Intestinal stem cells.
Leedham SJ., Brittan M., McDonald SAC., Wright NA.

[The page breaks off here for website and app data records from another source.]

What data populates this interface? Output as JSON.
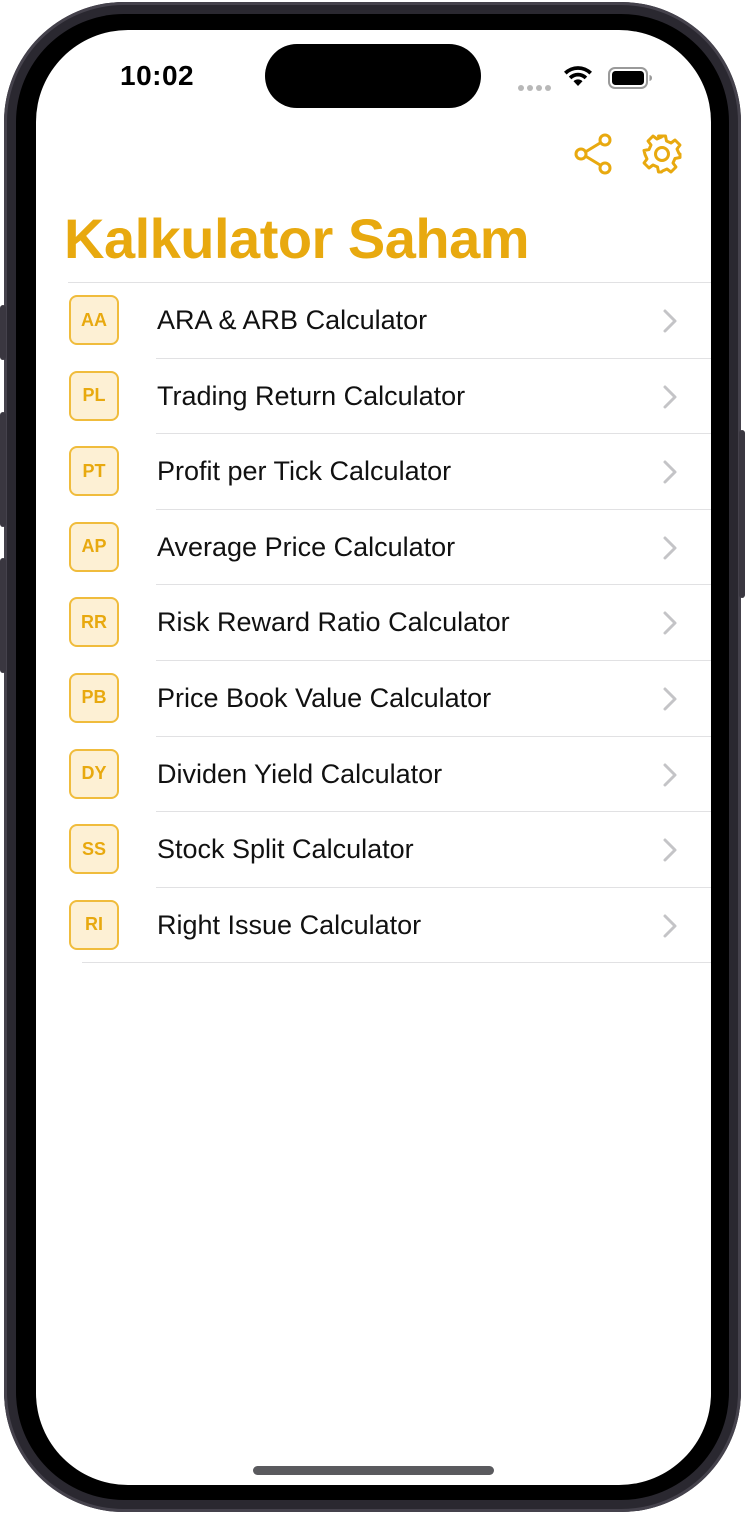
{
  "status_bar": {
    "time": "10:02"
  },
  "nav": {
    "share_icon": "share-icon",
    "settings_icon": "gear-icon"
  },
  "header": {
    "title": "Kalkulator Saham"
  },
  "colors": {
    "accent": "#e8a90f",
    "badge_bg": "#fdf0d4",
    "badge_border": "#f0bc3c",
    "separator": "#e1e1e3",
    "chevron": "#c4c4c7"
  },
  "calculators": [
    {
      "badge": "AA",
      "label": "ARA & ARB Calculator"
    },
    {
      "badge": "PL",
      "label": "Trading Return Calculator"
    },
    {
      "badge": "PT",
      "label": "Profit per Tick Calculator"
    },
    {
      "badge": "AP",
      "label": "Average Price Calculator"
    },
    {
      "badge": "RR",
      "label": "Risk Reward Ratio Calculator"
    },
    {
      "badge": "PB",
      "label": "Price Book Value Calculator"
    },
    {
      "badge": "DY",
      "label": "Dividen Yield Calculator"
    },
    {
      "badge": "SS",
      "label": "Stock Split Calculator"
    },
    {
      "badge": "RI",
      "label": "Right Issue Calculator"
    }
  ]
}
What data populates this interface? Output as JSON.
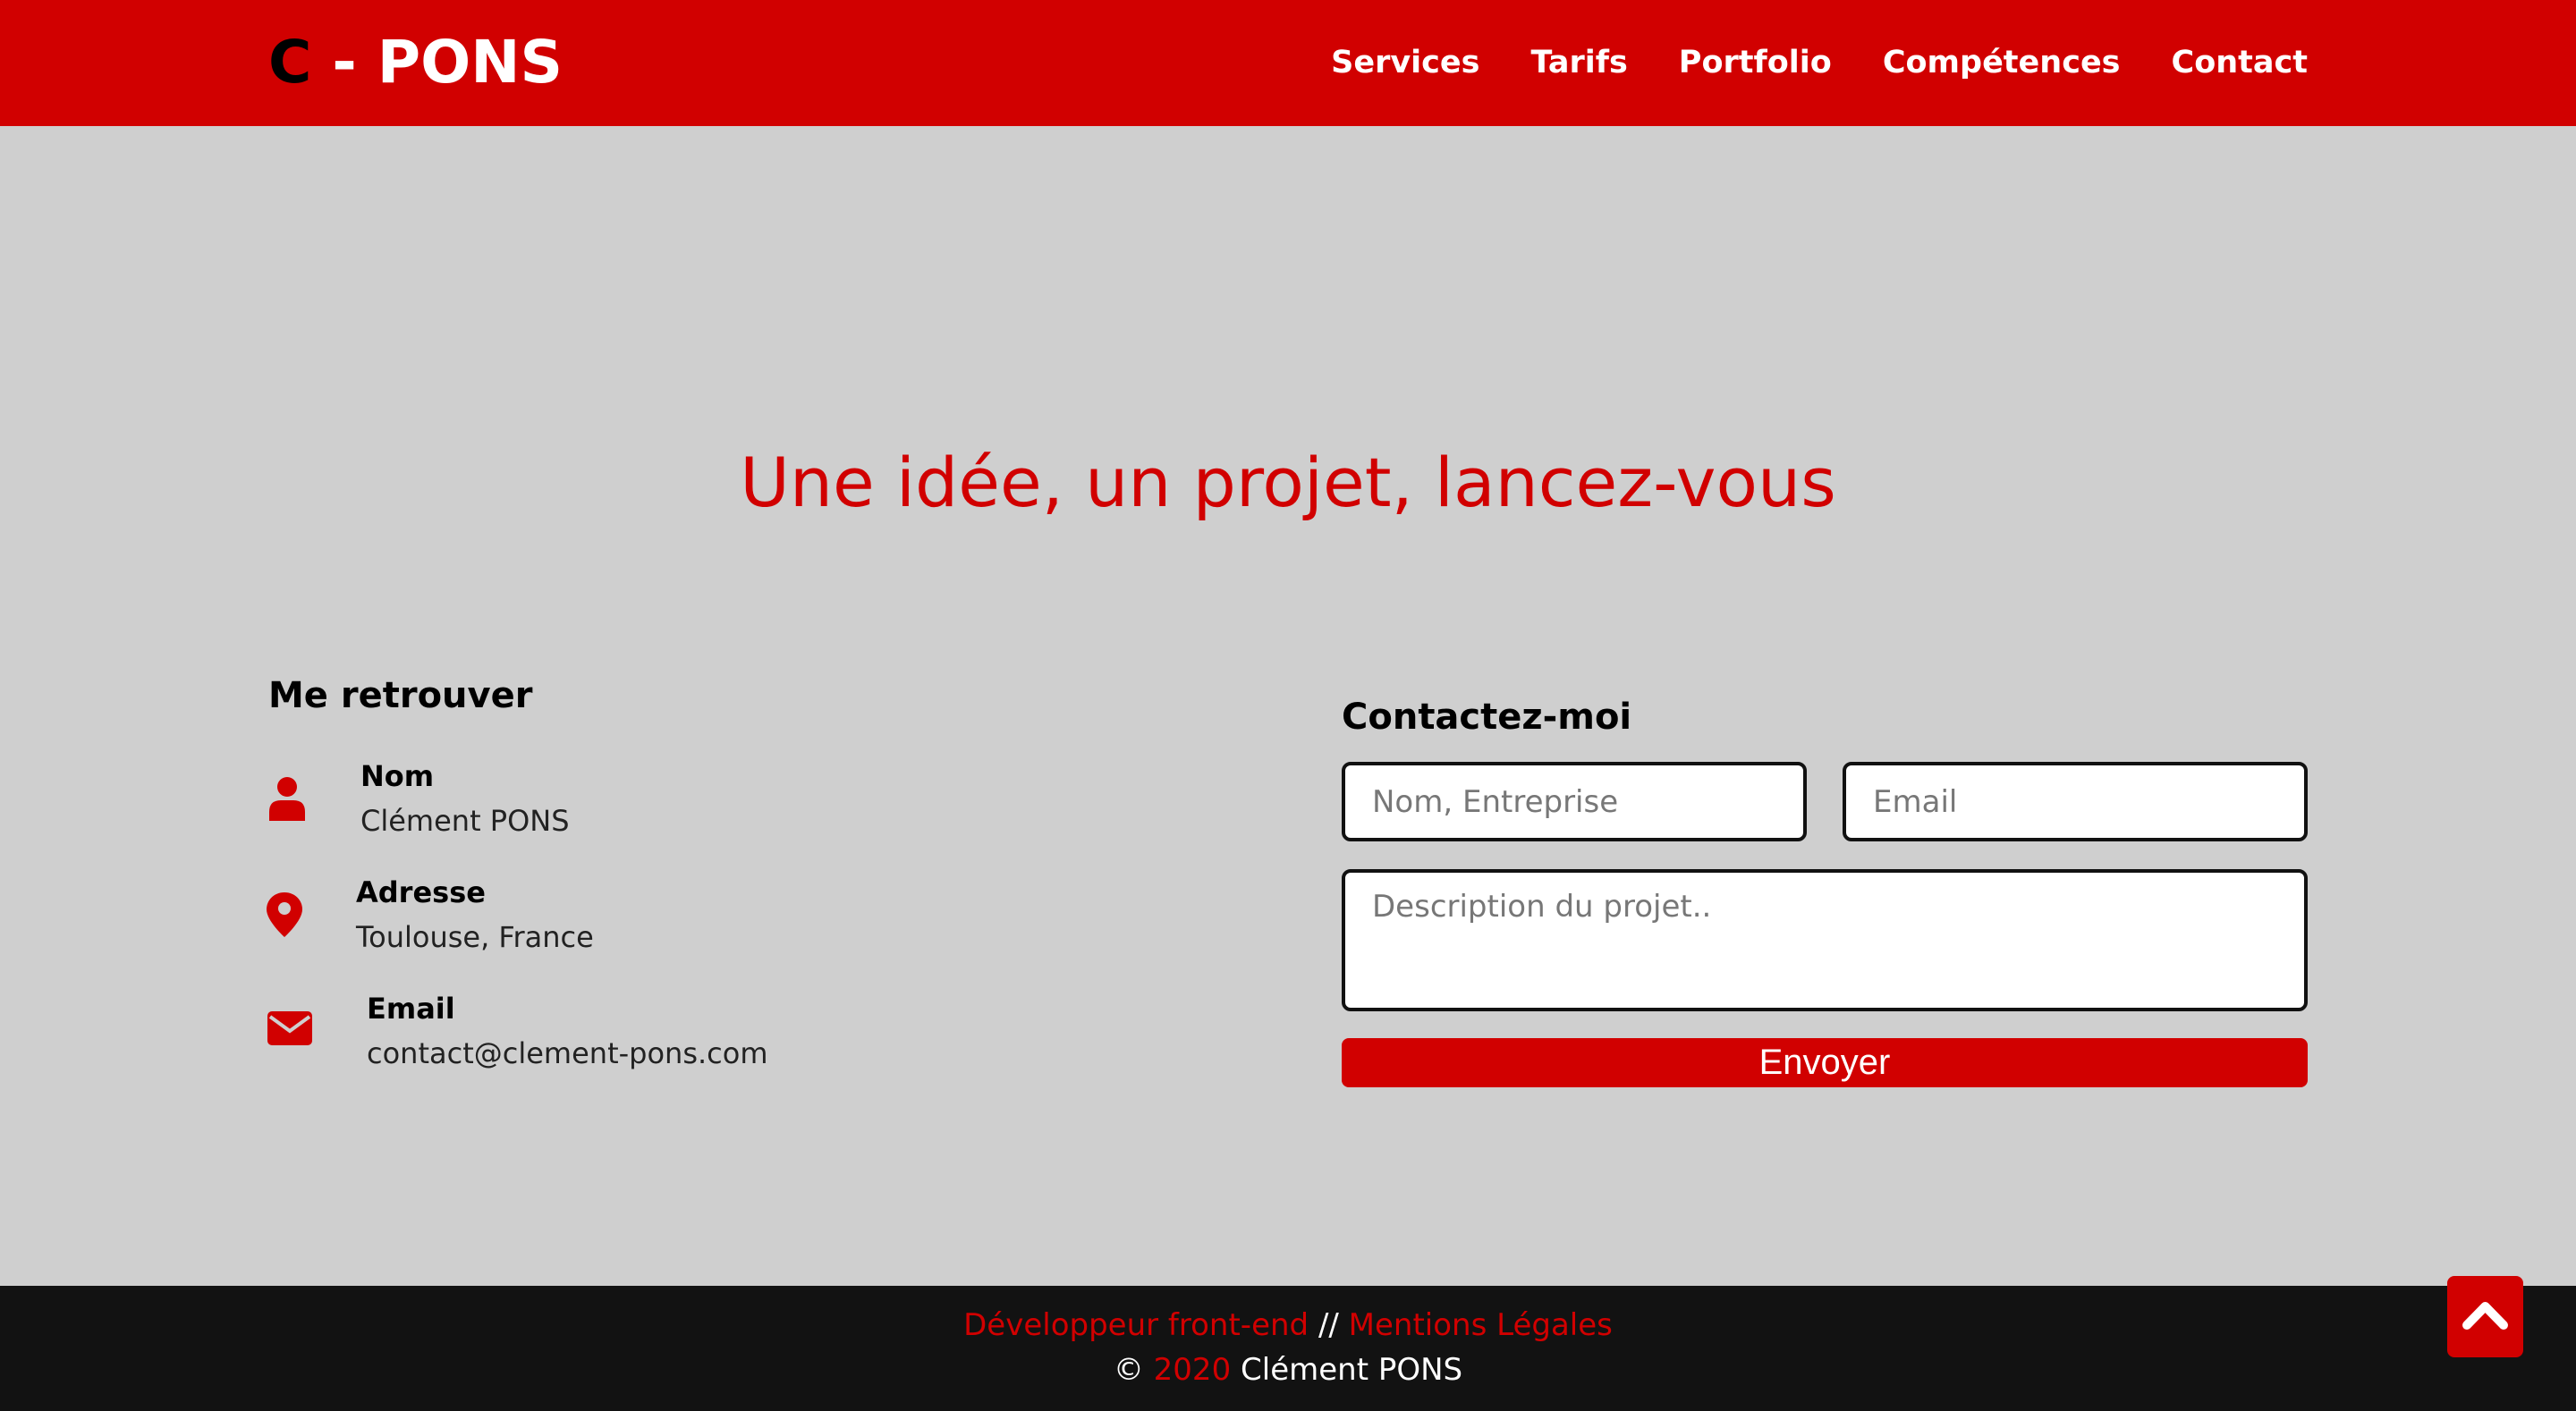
{
  "brand": {
    "logo_c": "C",
    "logo_rest": " - PONS"
  },
  "nav": {
    "items": [
      "Services",
      "Tarifs",
      "Portfolio",
      "Compétences",
      "Contact"
    ]
  },
  "hero": {
    "title": "Une idée, un projet, lancez-vous"
  },
  "find_me": {
    "title": "Me retrouver",
    "items": [
      {
        "icon": "user-icon",
        "label": "Nom",
        "value": "Clément PONS"
      },
      {
        "icon": "map-marker-icon",
        "label": "Adresse",
        "value": "Toulouse, France"
      },
      {
        "icon": "envelope-icon",
        "label": "Email",
        "value": "contact@clement-pons.com"
      }
    ]
  },
  "contact_form": {
    "title": "Contactez-moi",
    "name_placeholder": "Nom, Entreprise",
    "email_placeholder": "Email",
    "description_placeholder": "Description du projet..",
    "submit_label": "Envoyer"
  },
  "footer": {
    "role_link": "Développeur front-end",
    "separator": "//",
    "legal_link": "Mentions Légales",
    "copyright_symbol": "©",
    "year": "2020",
    "owner": "Clément PONS"
  },
  "colors": {
    "accent": "#d10000",
    "background": "#cfcfcf",
    "footer": "#121212"
  }
}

The intestinal tract has a rapid epithelial cell turnover, which continues throughout life. The process is regulated and maintained by a population of stem cells, which give rise to all the intestinal epithelial cell lineages. Studies in both the mouse and the human show that these cells are capable of forming clonal crypt populations. Stem cells remain hard to identify, however it is thought that they reside in a 'niche' towards the base of the crypt and their activity is regulated by the paracrine secretion of growth factors and cytokines from surrounding mesenchymal cells. Stem cell division is usually asymmetric with the formation of an identical daughter stem cell and committed progenitor cells. Progenitor cells retain the ability to divide until they terminally differentiate. Occasional symmetric division produces either 2 daughter cells with stem cell loss, or 2 stem cells and eventual clone dominance. This stochastic extinction of stem cell lines with eventual dominance of one cell line is called 'niche succession'. The discovery of plasticity, the ability of stem cells to engraft into, and in some cases replace the function of damaged host tissues has generated a large amount of scientific and clinical interest: however the concept remains controversial and is still a subject of hot debate. Studies are beginning to identify the complex molecular, genetic and cellular pathways underlying stem cell function such as Wnt signalling, bone morphogenetic protein (BMP) and Notch/Delta pathways. The derangement of these pathways within stem cells plays an integral part in the development of malignancy within the intestinal tract.